3: Straight Shaving Saves You Money.

A well-cared-for straight razor should provide a lifetime of shaves and save you hundreds of dollars each year! Some savings are pretty obvious, like never needing to buy refills, sign up for a subscription, or drive to the store for blades ever again. But straight shaving saves you money in less obvious ways, too. It reduces the amount of waste you create, which in turn decreases your waste disposal bill. Harder to measure--but even more important--is the reduced pressure on landfills, which are expensive to construct, fill, and close; never mind the cost of environmental cleanup as a consequence of poorly-constructed or improperly-sealed landfills!
You can enjoy all of these savings even after accounting for startup costs and recurring costs for sharpening services! The key to getting the most out of your straight razor is in taking care of it: keeping it dry, stropping it properly, and having it honed when necessary will reduce wear and prolong its usable life to further extend your savings, even into the next generation. Long-term costs can be reduced further by purchasing a good stone and learning to hone your straight razor on your own.

4: Straight Razors are Good for the Environment.

Straight shaving is a zero-waste solution. With nothing to buy or throw away, it’s the best shaving method for the environment and a simple way to reduce your carbon footprint. Every year, 68 million American men throw away 2 billion disposable razors, generating 34 million cubic feet of hazardous, non-recyclable waste. This adds to 250+ million tons of new trash, 13% of which is plastic. In short, making the change to straight shaving is a meaningful step for the environmentally-conscious.
You can improve the environmental impact of your other shaving and grooming goods as well. We recommend natural, sustainable products from responsible sources, like those made by our friends at Craftsman Soap Co. From the Craftsman Soap Co website:

“We use recyclable packaging, post-consumer recycled papers and soy inks, and have always made our products free of palm oil because of its reputation for destructive farming practices. Coconut oil, shea butter, and cocoa butter together create an alternative to palm oil that we believe creates a richer, fuller lather and a better bar of soap.”

5: As a Straight Shaver, You Have Control.

Straight shaving gives you total control over your shaving experience.

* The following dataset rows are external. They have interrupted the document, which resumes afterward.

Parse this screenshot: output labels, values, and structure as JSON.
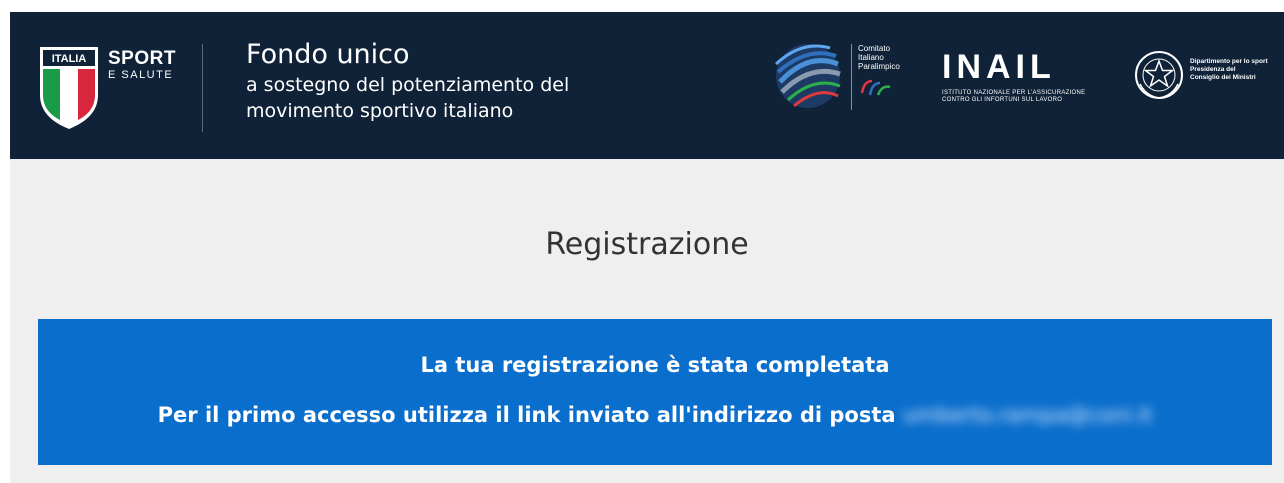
{
  "header": {
    "sport_logo": {
      "badge": "ITALIA",
      "line1": "SPORT",
      "line2": "E SALUTE"
    },
    "title": "Fondo unico",
    "subtitle_line1": "a sostegno del potenziamento del",
    "subtitle_line2": "movimento sportivo italiano",
    "cip_logo": {
      "line1": "Comitato",
      "line2": "Italiano",
      "line3": "Paralimpico"
    },
    "inail_logo": {
      "word": "INAIL",
      "sub1": "ISTITUTO NAZIONALE PER L'ASSICURAZIONE",
      "sub2": "CONTRO GLI INFORTUNI SUL LAVORO"
    },
    "dps_logo": {
      "line1": "Dipartimento per lo sport",
      "line2": "Presidenza del",
      "line3": "Consiglio dei Ministri"
    }
  },
  "main": {
    "title": "Registrazione",
    "alert": {
      "line1": "La tua registrazione è stata completata",
      "line2": "Per il primo accesso utilizza il link inviato all'indirizzo di posta",
      "email": "umberto.rampa@coni.it"
    }
  },
  "colors": {
    "header_bg": "#0f2238",
    "content_bg": "#efefef",
    "alert_bg": "#0a6ecc"
  }
}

While most razors are made one-size-fits-most, the straight razor is truly flexible. Sensitive skin? Curly hair? Kevlar growing out of your face? Your technique, angle and pressure can be modified for the ideal shave without having to change products or pay extra, and being able to take care of your own straight razor lets you know for sure that it is clean and sharp before every shave. A straight razor is a product that will treat you well if you treat it respectfully and responsibly, and taking good care of it will prolong its life and improve the quality of your shaves for years to come.

Other Sources Cited:
"Municipal Solid Waste (MSW) in the United States: Facts and Figures." EPA. Environmental Protection Agency, n.d. Web. 30 Dec. 2014.
Clarke, Arthur C. "Solid and Hazard Waste." Solid and Hazard Waste. N.p., n.d. Web. 30 Dec. 2014.